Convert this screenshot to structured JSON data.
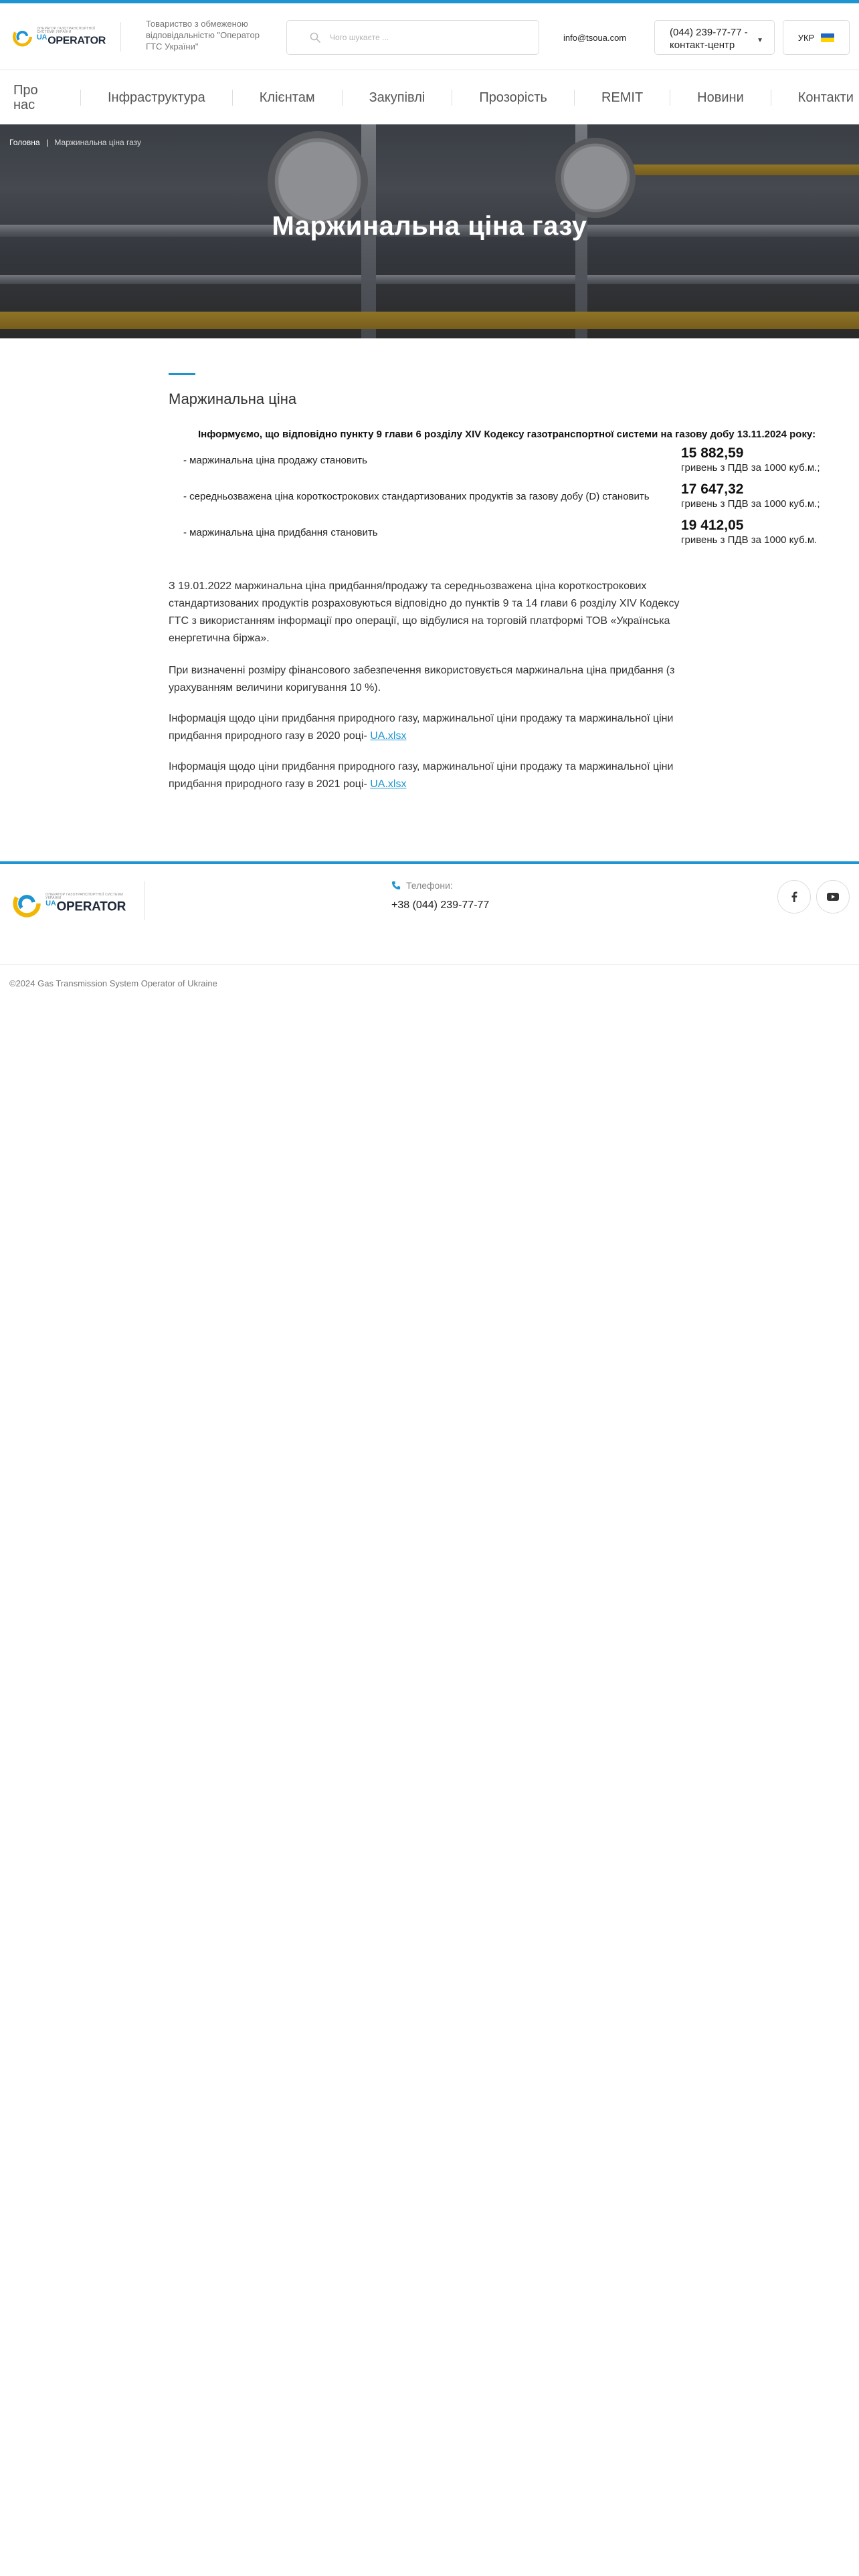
{
  "header": {
    "logo_small": "ОПЕРАТОР ГАЗОТРАНСПОРТНОЇ СИСТЕМИ УКРАЇНИ",
    "logo_ua": "UA",
    "logo_main": "OPERATOR",
    "company_name": "Товариство з обмеженою відповідальністю \"Оператор ГТС України\"",
    "search_placeholder": "Чого шукаєте ...",
    "email": "info@tsoua.com",
    "contact_label": "(044) 239-77-77 - контакт-центр",
    "language": "УКР"
  },
  "nav": {
    "items": [
      "Про нас",
      "Інфраструктура",
      "Клієнтам",
      "Закупівлі",
      "Прозорість",
      "REMIT",
      "Новини",
      "Контакти"
    ]
  },
  "hero": {
    "breadcrumb_home": "Головна",
    "breadcrumb_sep": "|",
    "breadcrumb_current": "Маржинальна ціна газу",
    "title": "Маржинальна ціна газу"
  },
  "content": {
    "section_title": "Маржинальна ціна",
    "intro": "Інформуємо, що відповідно пункту 9 глави 6 розділу XIV Кодексу газотранспортної системи на газову добу 13.11.2024 року:",
    "prices": [
      {
        "label": "- маржинальна ціна продажу становить",
        "value": "15 882,59",
        "unit": "гривень з ПДВ за 1000 куб.м.;"
      },
      {
        "label": "- середньозважена ціна короткострокових стандартизованих продуктів за газову добу (D) становить",
        "value": "17 647,32",
        "unit": "гривень з ПДВ за 1000 куб.м.;"
      },
      {
        "label": "- маржинальна ціна придбання становить",
        "value": "19 412,05",
        "unit": "гривень з ПДВ за 1000 куб.м."
      }
    ],
    "paragraph1": "З 19.01.2022 маржинальна ціна придбання/продажу та середньозважена ціна короткострокових стандартизованих продуктів розраховуються відповідно до пунктів 9 та 14 глави 6 розділу XIV Кодексу ГТС з використанням інформації про операції, що відбулися на торговій платформі ТОВ «Українська енергетична біржа».",
    "paragraph2": "При визначенні розміру фінансового забезпечення використовується маржинальна ціна придбання (з урахуванням величини коригування 10 %).",
    "paragraph3": "Інформація щодо ціни придбання природного газу, маржинальної ціни продажу та маржинальної ціни придбання природного газу в 2020 році-",
    "link3": "UA.xlsx",
    "paragraph4": "Інформація щодо ціни придбання природного газу, маржинальної ціни продажу та маржинальної ціни придбання природного газу в 2021 році-",
    "link4": "UA.xlsx"
  },
  "footer": {
    "phone_label": "Телефони:",
    "phone": "+38 (044) 239-77-77",
    "copyright": "©2024 Gas Transmission System Operator of Ukraine"
  },
  "colors": {
    "accent": "#1e95d3",
    "logo_yellow": "#f2b705"
  }
}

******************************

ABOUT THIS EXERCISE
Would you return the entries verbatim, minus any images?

RESULT OF THIS EXERCISE
Convert this screenshot to structured JSON data.
{
  "header": {
    "logo_small": "ОПЕРАТОР ГАЗОТРАНСПОРТНОЇ СИСТЕМИ УКРАЇНИ",
    "logo_ua": "UA",
    "logo_main": "OPERATOR",
    "company_name": "Товариство з обмеженою відповідальністю \"Оператор ГТС України\"",
    "search_placeholder": "Чого шукаєте ...",
    "email": "info@tsoua.com",
    "contact_label": "(044) 239-77-77 - контакт-центр",
    "language": "УКР"
  },
  "nav": {
    "items": [
      "Про нас",
      "Інфраструктура",
      "Клієнтам",
      "Закупівлі",
      "Прозорість",
      "REMIT",
      "Новини",
      "Контакти"
    ]
  },
  "hero": {
    "breadcrumb_home": "Головна",
    "breadcrumb_sep": "|",
    "breadcrumb_current": "Маржинальна ціна газу",
    "title": "Маржинальна ціна газу"
  },
  "content": {
    "section_title": "Маржинальна ціна",
    "intro": "Інформуємо, що відповідно пункту 9 глави 6 розділу XIV Кодексу газотранспортної системи на газову добу 13.11.2024 року:",
    "prices": [
      {
        "label": "- маржинальна ціна продажу становить",
        "value": "15 882,59",
        "unit": "гривень з ПДВ за 1000 куб.м.;"
      },
      {
        "label": "- середньозважена ціна короткострокових стандартизованих продуктів за газову добу (D) становить",
        "value": "17 647,32",
        "unit": "гривень з ПДВ за 1000 куб.м.;"
      },
      {
        "label": "- маржинальна ціна придбання становить",
        "value": "19 412,05",
        "unit": "гривень з ПДВ за 1000 куб.м."
      }
    ],
    "paragraph1": "З 19.01.2022 маржинальна ціна придбання/продажу та середньозважена ціна короткострокових стандартизованих продуктів розраховуються відповідно до пунктів 9 та 14 глави 6 розділу XIV Кодексу ГТС з використанням інформації про операції, що відбулися на торговій платформі ТОВ «Українська енергетична біржа».",
    "paragraph2": "При визначенні розміру фінансового забезпечення використовується маржинальна ціна придбання (з урахуванням величини коригування 10 %).",
    "paragraph3": "Інформація щодо ціни придбання природного газу, маржинальної ціни продажу та маржинальної ціни придбання природного газу в 2020 році-",
    "link3": "UA.xlsx",
    "paragraph4": "Інформація щодо ціни придбання природного газу, маржинальної ціни продажу та маржинальної ціни придбання природного газу в 2021 році-",
    "link4": "UA.xlsx"
  },
  "footer": {
    "phone_label": "Телефони:",
    "phone": "+38 (044) 239-77-77",
    "copyright": "©2024 Gas Transmission System Operator of Ukraine"
  },
  "colors": {
    "accent": "#1e95d3",
    "logo_yellow": "#f2b705"
  }
}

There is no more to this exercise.